## WHAT YOU SHOULD DO
Omit all pictures and give the records below again exactly as written.

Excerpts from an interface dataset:
####################

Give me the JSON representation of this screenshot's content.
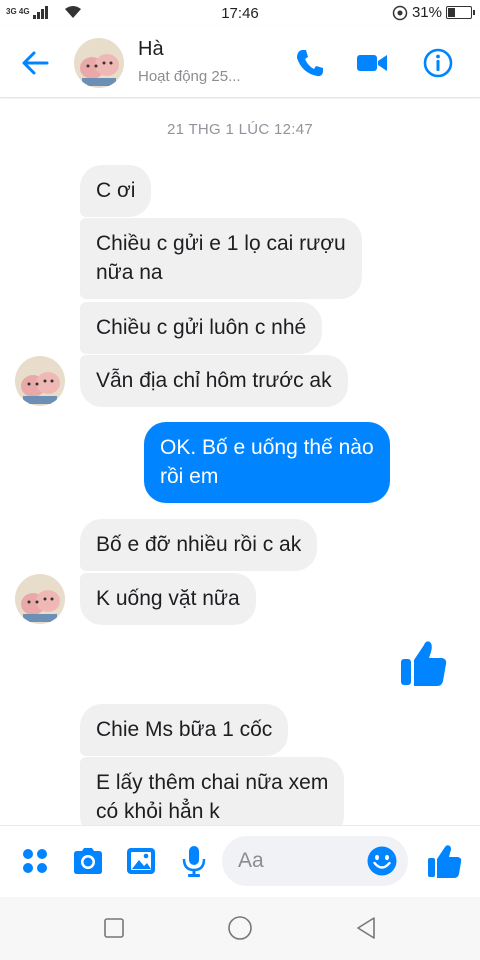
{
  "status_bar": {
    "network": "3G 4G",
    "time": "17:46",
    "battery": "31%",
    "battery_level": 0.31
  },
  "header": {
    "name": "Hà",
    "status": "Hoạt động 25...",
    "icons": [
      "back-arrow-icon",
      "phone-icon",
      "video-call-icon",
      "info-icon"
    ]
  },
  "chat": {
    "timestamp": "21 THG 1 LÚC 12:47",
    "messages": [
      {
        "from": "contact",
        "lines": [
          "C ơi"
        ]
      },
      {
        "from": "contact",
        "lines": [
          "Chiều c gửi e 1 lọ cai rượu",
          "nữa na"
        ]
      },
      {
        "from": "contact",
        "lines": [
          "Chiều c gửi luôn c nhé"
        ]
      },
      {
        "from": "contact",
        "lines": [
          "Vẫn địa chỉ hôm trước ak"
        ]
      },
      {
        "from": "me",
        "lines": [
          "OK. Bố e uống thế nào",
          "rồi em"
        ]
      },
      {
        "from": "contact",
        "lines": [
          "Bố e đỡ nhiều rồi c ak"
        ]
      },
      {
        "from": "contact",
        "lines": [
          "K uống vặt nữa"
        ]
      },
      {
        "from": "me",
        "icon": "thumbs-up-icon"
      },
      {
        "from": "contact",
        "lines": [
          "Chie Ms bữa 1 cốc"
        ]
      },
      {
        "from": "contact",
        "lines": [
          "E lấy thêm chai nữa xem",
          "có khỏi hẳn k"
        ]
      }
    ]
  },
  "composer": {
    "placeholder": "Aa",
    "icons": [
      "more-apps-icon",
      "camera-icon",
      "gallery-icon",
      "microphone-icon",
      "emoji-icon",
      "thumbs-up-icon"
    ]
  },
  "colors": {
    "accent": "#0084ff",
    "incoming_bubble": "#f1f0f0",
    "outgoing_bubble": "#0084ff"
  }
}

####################

## RESPONSE FOR THIS EXERCISE
Give me the JSON representation of this screenshot's content.
{
  "status_bar": {
    "network": "3G 4G",
    "time": "17:46",
    "battery": "31%",
    "battery_level": 0.31
  },
  "header": {
    "name": "Hà",
    "status": "Hoạt động 25...",
    "icons": [
      "back-arrow-icon",
      "phone-icon",
      "video-call-icon",
      "info-icon"
    ]
  },
  "chat": {
    "timestamp": "21 THG 1 LÚC 12:47",
    "messages": [
      {
        "from": "contact",
        "lines": [
          "C ơi"
        ]
      },
      {
        "from": "contact",
        "lines": [
          "Chiều c gửi e 1 lọ cai rượu",
          "nữa na"
        ]
      },
      {
        "from": "contact",
        "lines": [
          "Chiều c gửi luôn c nhé"
        ]
      },
      {
        "from": "contact",
        "lines": [
          "Vẫn địa chỉ hôm trước ak"
        ]
      },
      {
        "from": "me",
        "lines": [
          "OK. Bố e uống thế nào",
          "rồi em"
        ]
      },
      {
        "from": "contact",
        "lines": [
          "Bố e đỡ nhiều rồi c ak"
        ]
      },
      {
        "from": "contact",
        "lines": [
          "K uống vặt nữa"
        ]
      },
      {
        "from": "me",
        "icon": "thumbs-up-icon"
      },
      {
        "from": "contact",
        "lines": [
          "Chie Ms bữa 1 cốc"
        ]
      },
      {
        "from": "contact",
        "lines": [
          "E lấy thêm chai nữa xem",
          "có khỏi hẳn k"
        ]
      }
    ]
  },
  "composer": {
    "placeholder": "Aa",
    "icons": [
      "more-apps-icon",
      "camera-icon",
      "gallery-icon",
      "microphone-icon",
      "emoji-icon",
      "thumbs-up-icon"
    ]
  },
  "colors": {
    "accent": "#0084ff",
    "incoming_bubble": "#f1f0f0",
    "outgoing_bubble": "#0084ff"
  }
}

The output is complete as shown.